The presence of troops, the inflow of refugees, the wartime industries, the dispatch of fleets, and
the dissemination of news and propaganda, changed New York, giving its customary commercial
and creative bustle a military flavor. Likewise, the landscape of the city acquired a martial air, as
defenses in the harbor were bolstered, old forts updated, and docks became high security zones.
The exhibition will range from the mobilization of workers to the frenzy of shipbuilding, from the
home front arts and entertainment industry to the dispatch of troops to the European theater, from
the struggles over Civil Rights and segregation to the Times Square celebration of V-J Day.
These were the times that saw raucous men in uniform celebrating their last stateside moments,
tearful families embracing their sons, women with lunch pails off to work, celebrity-studded bond
rallies and calls for justice at home and abroad from African-American patriots.
Nature and the American Vision: The Hudson River School
The Hudson River School was a mid-19th century American art movement embodied by a group
of landscape painters whose aesthetic vision was influenced by romanticism. The paintings for
which the movement is named depict the Hudson River Valley and the surrounding area,
including the Catskill, Adirondack, and the White Mountains.
After a national tour, 45 important 19th-century landscape paintings by the artists of the Hudson
River School, including Thomas Cole’s five-part series The Course of Empire and other
masterworks by Cole, John F. Kensett, Albert Bierstadt, Jasper F. Cropsey, Asher B. Durand and
others will once again be on display at the New-York Historical Society. "There is no better
illustration of the life cycle of a great power than The Course of Empire...[Cole] beautifully
captured a theory of imperial rise and fall to which most people remain in thrall to this day,"
said Niall Ferguson in Foreign Affairs.
John Rogers: American Stories
John Rogers (1829–1904) was unquestionably the most popular sculptor of the 19th century. In
his lifetime he sold over 80,000 works and earned the epithet “the people’s sculptor.” Rogers’
wide range of subjects included the Civil War, domestic life, popular theater and literary themes
from Longfellow, Irving and Shakespeare. Rogers wished to make his sculptures available and
affordable to the widest possible audience. In an era when most Americans had little access to
works of art, Rogers groups were commonplace in the homes of the middle and upper class. More
than any other artist of his era, Rogers reached Americans en masse, addressing issues that
shaped their lives and that defined the American experience.
In addition to 40 plasters and master bronzes that he used to create the plasters, ephemeral
materials from the N-YHS Library and Print Room will vividly illustrate how his works were
presented and promoted to the public.

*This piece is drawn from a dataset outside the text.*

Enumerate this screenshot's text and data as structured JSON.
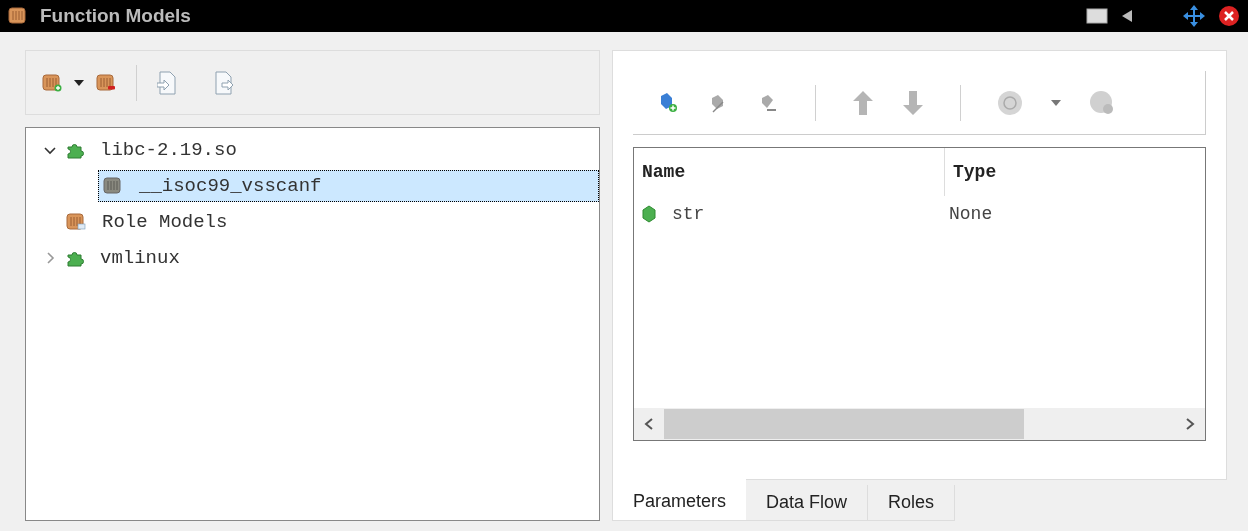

The exhibition will be enriched with a selection of
paintings from the Society’s acclaimed collection to show how Rogers carried on the American
genre tradition.
Click on the following link for more detailed information on the exhibitions:
08 August 2012